Activity: Output each entry verbatim. Leave the images out.

(Website and app data records)
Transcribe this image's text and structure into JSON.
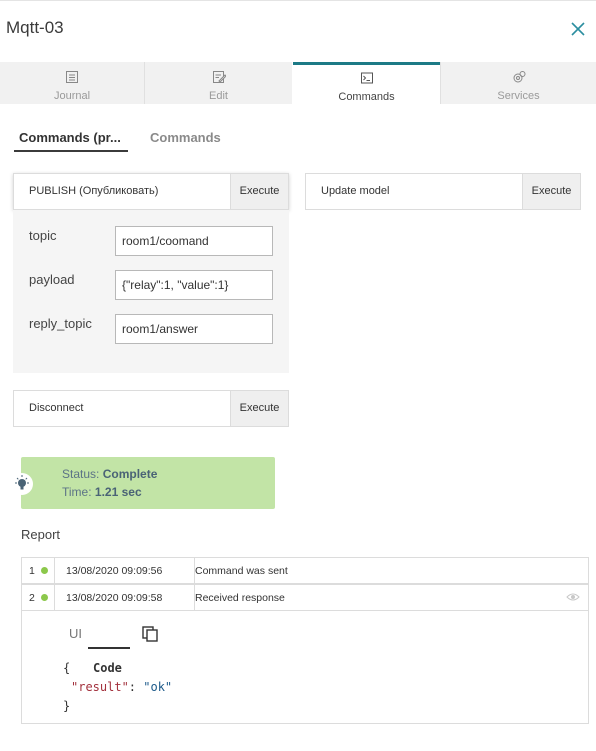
{
  "window": {
    "title": "Mqtt-03"
  },
  "tabs": [
    {
      "label": "Journal",
      "icon": "journal-icon",
      "active": false
    },
    {
      "label": "Edit",
      "icon": "edit-icon",
      "active": false
    },
    {
      "label": "Commands",
      "icon": "terminal-icon",
      "active": true
    },
    {
      "label": "Services",
      "icon": "services-icon",
      "active": false
    }
  ],
  "subtabs": [
    {
      "label": "Commands (pr...",
      "active": true
    },
    {
      "label": "Commands",
      "active": false
    }
  ],
  "commands": {
    "publish": {
      "label": "PUBLISH (Опубликовать)",
      "execute": "Execute"
    },
    "update_model": {
      "label": "Update model",
      "execute": "Execute"
    },
    "disconnect": {
      "label": "Disconnect",
      "execute": "Execute"
    }
  },
  "params": [
    {
      "label": "topic",
      "value": "room1/coomand"
    },
    {
      "label": "payload",
      "value": "{\"relay\":1, \"value\":1}"
    },
    {
      "label": "reply_topic",
      "value": "room1/answer"
    }
  ],
  "status": {
    "status_label": "Status:",
    "status_value": "Complete",
    "time_label": "Time:",
    "time_value": "1.21 sec",
    "color": "#c2e4a6"
  },
  "report": {
    "title": "Report",
    "rows": [
      {
        "num": "1",
        "date": "13/08/2020 09:09:56",
        "message": "Command was sent"
      },
      {
        "num": "2",
        "date": "13/08/2020 09:09:58",
        "message": "Received response"
      }
    ],
    "detail": {
      "tabs": [
        "UI",
        "Code"
      ],
      "active_tab": "Code",
      "code": {
        "open": "{",
        "key": "\"result\"",
        "colon": ": ",
        "value": "\"ok\"",
        "close": "}"
      }
    }
  },
  "colors": {
    "accent": "#1c7a86",
    "status_dot": "#8cc84b"
  }
}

Reply:
Transcribe this image's text and structure into JSON.
{
  "window": {
    "title": "Mqtt-03"
  },
  "tabs": [
    {
      "label": "Journal",
      "icon": "journal-icon",
      "active": false
    },
    {
      "label": "Edit",
      "icon": "edit-icon",
      "active": false
    },
    {
      "label": "Commands",
      "icon": "terminal-icon",
      "active": true
    },
    {
      "label": "Services",
      "icon": "services-icon",
      "active": false
    }
  ],
  "subtabs": [
    {
      "label": "Commands (pr...",
      "active": true
    },
    {
      "label": "Commands",
      "active": false
    }
  ],
  "commands": {
    "publish": {
      "label": "PUBLISH (Опубликовать)",
      "execute": "Execute"
    },
    "update_model": {
      "label": "Update model",
      "execute": "Execute"
    },
    "disconnect": {
      "label": "Disconnect",
      "execute": "Execute"
    }
  },
  "params": [
    {
      "label": "topic",
      "value": "room1/coomand"
    },
    {
      "label": "payload",
      "value": "{\"relay\":1, \"value\":1}"
    },
    {
      "label": "reply_topic",
      "value": "room1/answer"
    }
  ],
  "status": {
    "status_label": "Status:",
    "status_value": "Complete",
    "time_label": "Time:",
    "time_value": "1.21 sec",
    "color": "#c2e4a6"
  },
  "report": {
    "title": "Report",
    "rows": [
      {
        "num": "1",
        "date": "13/08/2020 09:09:56",
        "message": "Command was sent"
      },
      {
        "num": "2",
        "date": "13/08/2020 09:09:58",
        "message": "Received response"
      }
    ],
    "detail": {
      "tabs": [
        "UI",
        "Code"
      ],
      "active_tab": "Code",
      "code": {
        "open": "{",
        "key": "\"result\"",
        "colon": ": ",
        "value": "\"ok\"",
        "close": "}"
      }
    }
  },
  "colors": {
    "accent": "#1c7a86",
    "status_dot": "#8cc84b"
  }
}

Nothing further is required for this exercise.